|By Holly McCray
The Council on Finance & Administration (CF&A) has voted to allocate money to help start five new churches in Oklahoma—and the sooner they launch, the better.
The unexpected decision came during the group’s first meeting of the year, on Jan. 26 in Oklahoma City.
The session began with an end-of-year Conference budget assessment by Treasurer Brian Bakeman. He reported total Apportionment contributions of 94 percent in 2009, a decline from 96 percent in 2008. He identified some of the ways Conference ministries adjusted for that drop in churches’ support.
Then Craig Stinson, director of Connectional Ministries, shared his initial assessment of 2011 budget proposals by those ministries. One goal of the Conference’s Strategic Plan is to start new churches for new people. The denomination has named an overall goal of starting 650 new U.S. congregations by 2012.

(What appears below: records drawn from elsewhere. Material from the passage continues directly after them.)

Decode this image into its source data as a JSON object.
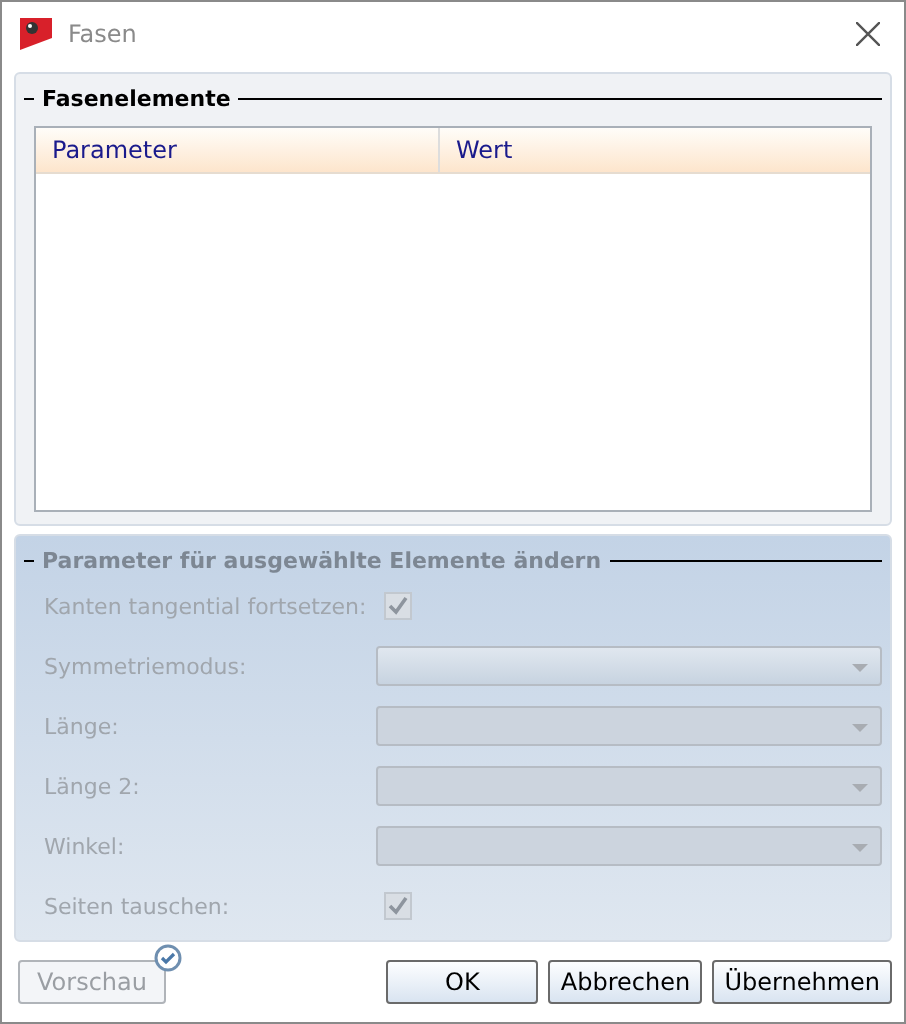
{
  "window": {
    "title": "Fasen"
  },
  "elements_group": {
    "title": "Fasenelemente",
    "table": {
      "columns": [
        "Parameter",
        "Wert"
      ]
    }
  },
  "parameters_group": {
    "title": "Parameter für ausgewählte Elemente ändern",
    "disabled": true,
    "rows": [
      {
        "kind": "checkbox",
        "label": "Kanten tangential fortsetzen:",
        "checked": true
      },
      {
        "kind": "dropdown",
        "label": "Symmetriemodus:"
      },
      {
        "kind": "dropdown",
        "label": "Länge:"
      },
      {
        "kind": "dropdown",
        "label": "Länge 2:"
      },
      {
        "kind": "dropdown",
        "label": "Winkel:"
      },
      {
        "kind": "checkbox",
        "label": "Seiten tauschen:",
        "checked": true
      }
    ]
  },
  "preview_button": {
    "label": "Vorschau",
    "disabled": true
  },
  "buttons": [
    "OK",
    "Abbrechen",
    "Übernehmen"
  ]
}
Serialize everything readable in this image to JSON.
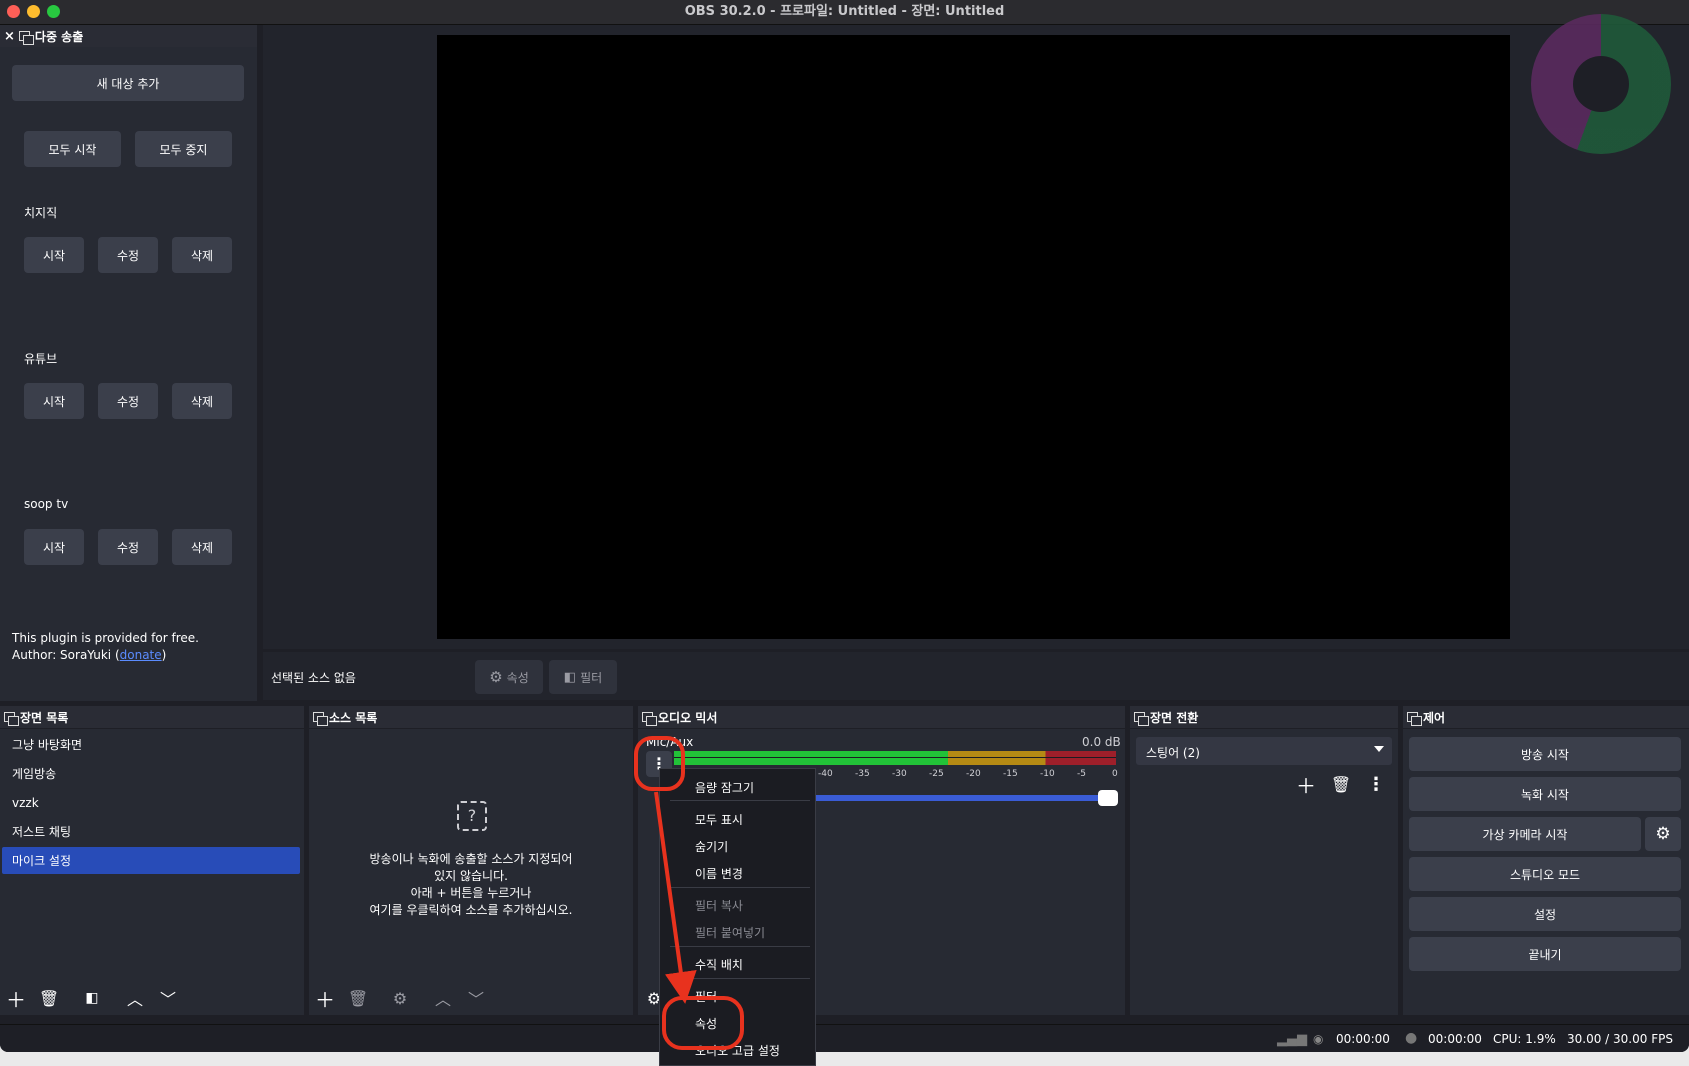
{
  "window": {
    "title": "OBS 30.2.0 - 프로파일: Untitled - 장면: Untitled"
  },
  "multistream": {
    "title": "다중 송출",
    "close": "×",
    "add_target": "새 대상 추가",
    "start_all": "모두 시작",
    "stop_all": "모두 중지",
    "targets": [
      {
        "name": "치지직",
        "start": "시작",
        "edit": "수정",
        "delete": "삭제"
      },
      {
        "name": "유튜브",
        "start": "시작",
        "edit": "수정",
        "delete": "삭제"
      },
      {
        "name": "soop tv",
        "start": "시작",
        "edit": "수정",
        "delete": "삭제"
      }
    ],
    "footer_line1": "This plugin is provided for free.",
    "footer_author_prefix": "Author: SoraYuki (",
    "footer_donate": "donate",
    "footer_author_suffix": ")"
  },
  "source_bar": {
    "no_source": "선택된 소스 없음",
    "properties": "속성",
    "filters": "필터"
  },
  "scenes": {
    "title": "장면 목록",
    "items": [
      "그냥 바탕화면",
      "게임방송",
      "vzzk",
      "저스트 채팅",
      "마이크 설정"
    ],
    "selected_index": 4
  },
  "sources": {
    "title": "소스 목록",
    "empty_line1": "방송이나 녹화에 송출할 소스가 지정되어",
    "empty_line2": "있지 않습니다.",
    "empty_line3": "아래 + 버튼을 누르거나",
    "empty_line4": "여기를 우클릭하여 소스를 추가하십시오."
  },
  "mixer": {
    "title": "오디오 믹서",
    "track_name": "Mic/Aux",
    "db": "0.0 dB",
    "scale": [
      "-40",
      "-35",
      "-30",
      "-25",
      "-20",
      "-15",
      "-10",
      "-5",
      "0"
    ],
    "volume_level": 1.0
  },
  "context_menu": {
    "items": [
      "음량 잠그기",
      "모두 표시",
      "숨기기",
      "이름 변경",
      "필터 복사",
      "필터 붙여넣기",
      "수직 배치",
      "필터",
      "속성",
      "오디오 고급 설정"
    ],
    "highlighted": "속성",
    "highlight_color": "#e8321e"
  },
  "transitions": {
    "title": "장면 전환",
    "selected": "스팅어 (2)"
  },
  "controls": {
    "title": "제어",
    "start_stream": "방송 시작",
    "start_record": "녹화 시작",
    "virtual_camera": "가상 카메라 시작",
    "studio_mode": "스튜디오 모드",
    "settings": "설정",
    "exit": "끝내기"
  },
  "status_bar": {
    "stream_time": "00:00:00",
    "record_time": "00:00:00",
    "cpu": "CPU: 1.9%",
    "fps": "30.00 / 30.00 FPS"
  }
}
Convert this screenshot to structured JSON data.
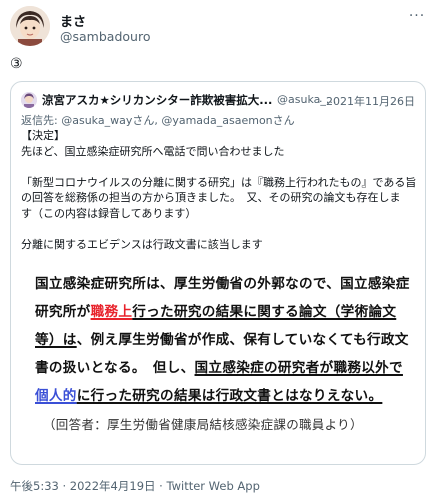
{
  "author": {
    "display_name": "まさ",
    "handle": "@sambadouro"
  },
  "tweet": {
    "text": "③"
  },
  "more_label": "···",
  "quoted": {
    "name": "涼宮アスカ★シリカンシター詐欺被害拡大...",
    "handle": "@asuka_...",
    "date": "· 2021年11月26日",
    "reply_prefix": "返信先:",
    "reply_mentions": "@asuka_wayさん, @yamada_asaemonさん",
    "body_lines": [
      "【決定】",
      "先ほど、国立感染症研究所へ電話で問い合わせました",
      "",
      "「新型コロナウイルスの分離に関する研究」は『職務上行われたもの』である旨",
      "の回答を総務係の担当の方から頂きました。　又、その研究の論文も存在しま",
      "す（この内容は録音してあります）",
      "",
      "分離に関するエビデンスは行政文書に該当します"
    ],
    "image_text": {
      "l1": "国立感染症研究所は、厚生労働省の外郭なので、国立感染症",
      "l2_a": "研究所が",
      "l2_red": "職務上",
      "l2_b": "行った研究の結果に関する論文（学術論文",
      "l3_a": "等）は",
      "l3_b": "、例え厚生労働省が作成、保有していなくても行政文",
      "l4_a": "書の扱いとなる。　但し、",
      "l4_b": "国立感染症の研究者が職務以外で",
      "l5_blue": "個人的",
      "l5_b": "に行った研究の結果は行政文書とはなりえない。",
      "l6": "（回答者：厚生労働省健康局結核感染症課の職員より）"
    }
  },
  "footer": {
    "meta": "午後5:33 · 2022年4月19日 · Twitter Web App"
  },
  "colors": {
    "secondary_text": "#536471",
    "border": "#cfd9de",
    "highlight_red": "#e8222b",
    "highlight_blue": "#3a4fd6"
  }
}
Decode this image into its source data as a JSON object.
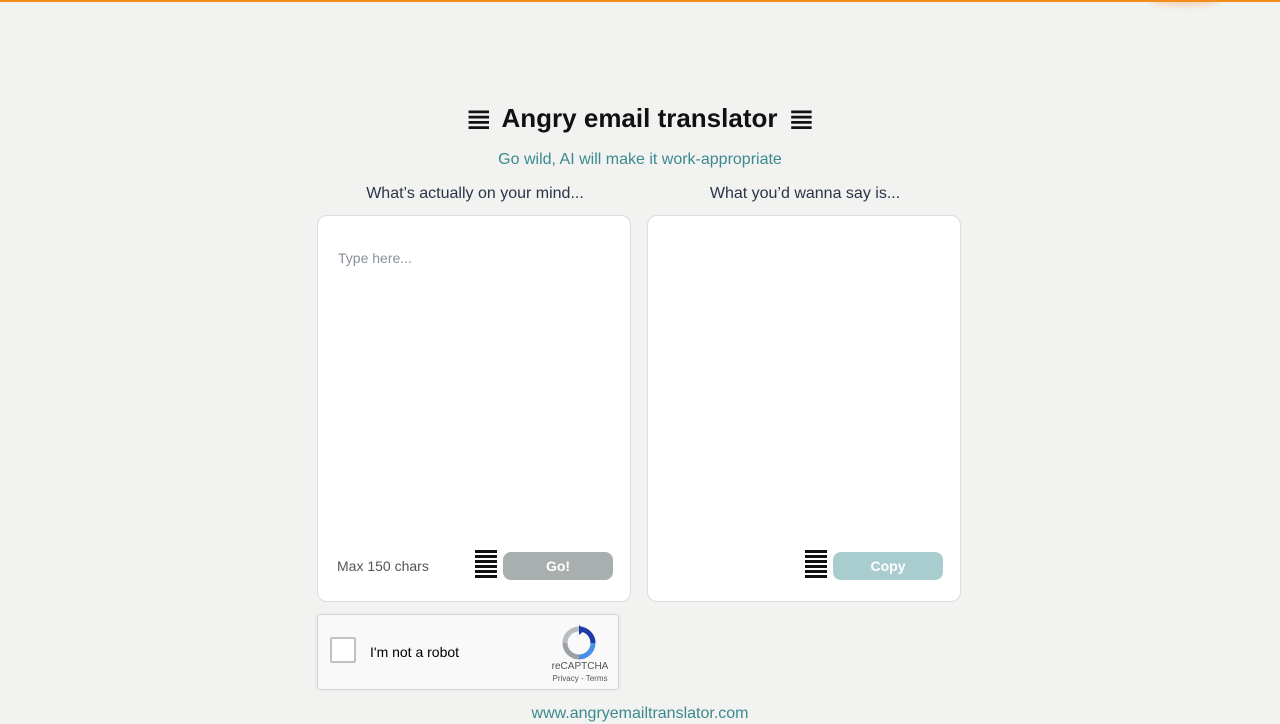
{
  "header": {
    "title": "Angry email translator",
    "title_icon": "bars-icon",
    "subtitle": "Go wild, AI will make it work-appropriate"
  },
  "input_panel": {
    "label": "What’s actually on your mind...",
    "value": "",
    "placeholder": "Type here...",
    "max_chars": "Max 150 chars",
    "go_button": "Go!"
  },
  "output_panel": {
    "label": "What you’d wanna say is...",
    "value": "",
    "copy_button": "Copy"
  },
  "recaptcha": {
    "label": "I'm not a robot",
    "brand": "reCAPTCHA",
    "privacy": "Privacy",
    "separator": "-",
    "terms": "Terms"
  },
  "footer": {
    "link": "www.angryemailtranslator.com"
  },
  "colors": {
    "accent_orange": "#f28c1c",
    "teal_text": "#3a8a8f",
    "go_button_bg": "#a9aeae",
    "copy_button_bg": "#a9cccf",
    "page_bg": "#f2f2f0"
  }
}
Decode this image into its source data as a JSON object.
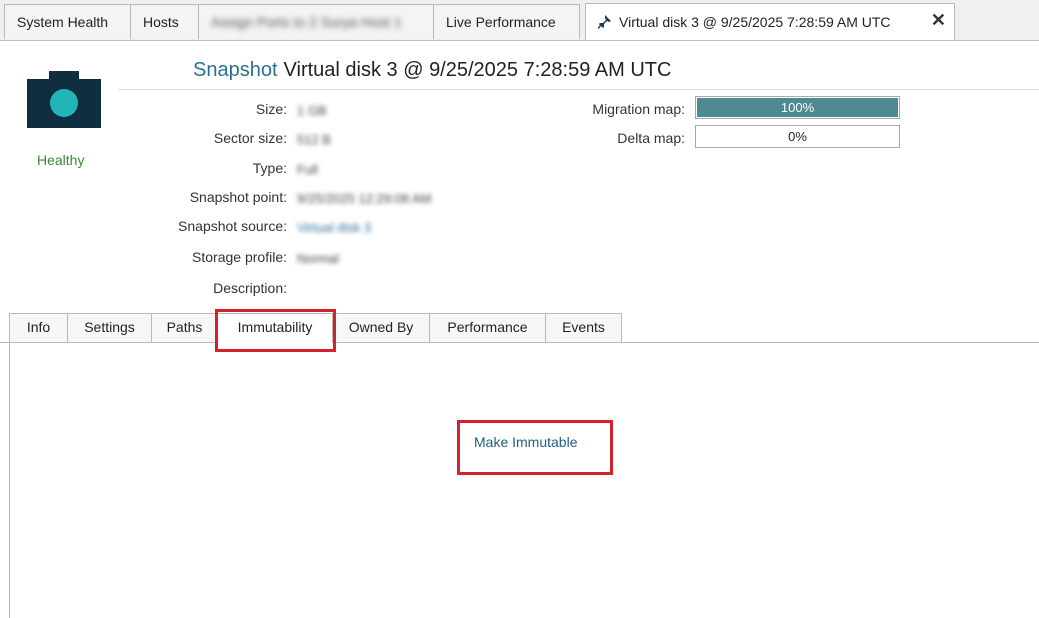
{
  "doc_tabs": [
    {
      "label": "System Health"
    },
    {
      "label": "Hosts"
    },
    {
      "label": "Assign Ports to 2 Surya Host 1"
    },
    {
      "label": "Live Performance"
    },
    {
      "label": "Virtual disk 3 @ 9/25/2025 7:28:59 AM UTC"
    }
  ],
  "header": {
    "status": "Healthy",
    "title_type": "Snapshot",
    "title_name": "Virtual disk 3 @ 9/25/2025 7:28:59 AM UTC"
  },
  "properties": [
    {
      "label": "Size:",
      "value": "1 GB"
    },
    {
      "label": "Sector size:",
      "value": "512 B"
    },
    {
      "label": "Type:",
      "value": "Full"
    },
    {
      "label": "Snapshot point:",
      "value": "9/25/2025 12:29:08 AM"
    },
    {
      "label": "Snapshot source:",
      "value": "Virtual disk 3"
    },
    {
      "label": "Storage profile:",
      "value": "Normal"
    },
    {
      "label": "Description:",
      "value": ""
    }
  ],
  "maps": {
    "migration_label": "Migration map:",
    "migration_value": "100%",
    "migration_fraction": 1.0,
    "delta_label": "Delta map:",
    "delta_value": "0%",
    "delta_fraction": 0.0
  },
  "inner_tabs": [
    {
      "label": "Info"
    },
    {
      "label": "Settings"
    },
    {
      "label": "Paths"
    },
    {
      "label": "Immutability"
    },
    {
      "label": "Owned By"
    },
    {
      "label": "Performance"
    },
    {
      "label": "Events"
    }
  ],
  "immutability": {
    "action_label": "Make Immutable"
  },
  "colors": {
    "accent": "#2a6f8f",
    "healthy": "#3b8a3b",
    "progress": "#4d8a91",
    "highlight": "#d3222a"
  }
}
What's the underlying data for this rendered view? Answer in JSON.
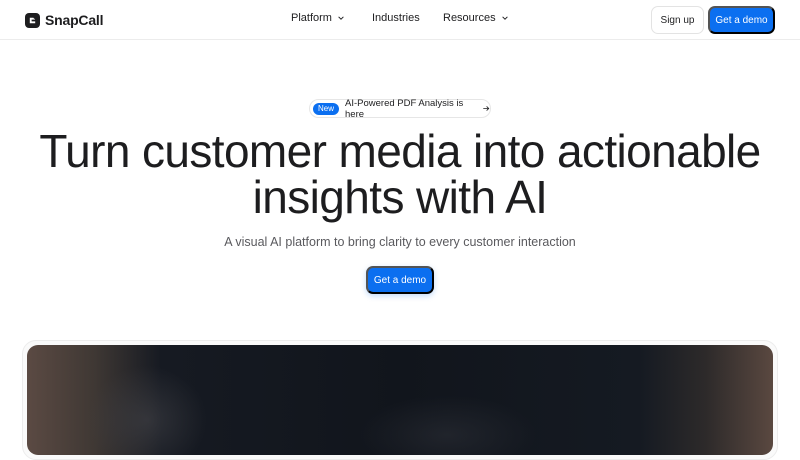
{
  "brand": {
    "name": "SnapCall",
    "logo_icon": "snapcall-logo-icon"
  },
  "nav": {
    "items": [
      {
        "label": "Platform",
        "has_dropdown": true
      },
      {
        "label": "Industries",
        "has_dropdown": false
      },
      {
        "label": "Resources",
        "has_dropdown": true
      }
    ],
    "signup_label": "Sign up",
    "demo_label": "Get a demo"
  },
  "announcement": {
    "badge": "New",
    "text": "AI-Powered PDF Analysis is here",
    "icon": "arrow-right-icon"
  },
  "hero": {
    "headline_line1": "Turn customer media into actionable",
    "headline_line2": "insights with AI",
    "subheadline": "A visual AI platform to bring clarity to every customer interaction",
    "cta_label": "Get a demo"
  },
  "colors": {
    "accent": "#0b6ff0",
    "text": "#1d1d1f",
    "muted": "#5a5a5e"
  }
}
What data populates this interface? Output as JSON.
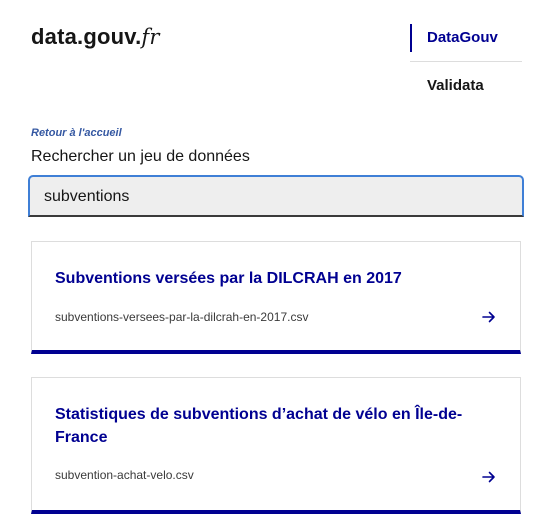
{
  "header": {
    "logo_main": "data.gouv.",
    "logo_suffix": "fr"
  },
  "nav": {
    "items": [
      {
        "label": "DataGouv",
        "active": true
      },
      {
        "label": "Validata",
        "active": false
      }
    ]
  },
  "back_link": "Retour à l'accueil",
  "search": {
    "label": "Rechercher un jeu de données",
    "value": "subventions"
  },
  "results": [
    {
      "title": "Subventions versées par la DILCRAH en 2017",
      "file": "subventions-versees-par-la-dilcrah-en-2017.csv"
    },
    {
      "title": "Statistiques de subventions d’achat de vélo en Île-de-France",
      "file": "subvention-achat-velo.csv"
    }
  ],
  "colors": {
    "primary": "#000091",
    "focus": "#3f7fd6",
    "link": "#3558a2"
  },
  "icons": {
    "result_arrow": "arrow-right-icon"
  }
}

Rev. Stinson said five such projects are solidly advancing. He compared starting a new church to baking a cake: Mixing the right ingredients creates sweet success. He pointed out more than 20 clergy have been trained as potential church planters and demographics have been studied.
Stinson said he dreams of having the financing to trigger specific action. Aware of budget constraints, he outlined a three-year plan. About $150,000 from the Conference is needed to start a church, he said.
"The newest churches in Oklahoma are paying back in Apportionments more than we invested in them," Stinson said.
The January meeting shifted to other topics. Then Wade Paschal, pastor of Tulsa-First UMC, returned to the subject. "I can’t think of anything I’d rather do in 2011 than start five churches," he said, "for the future of our Church."
Bill Junk, president of Oklahoma United Methodist Foundation, said, "I think we have to come up with this money." Other council members agreed, and the vote was taken.
Stinson later said, "I’m heartened because others in the Conference are making these leaps of faith. When we start new churches, the world is being transformed."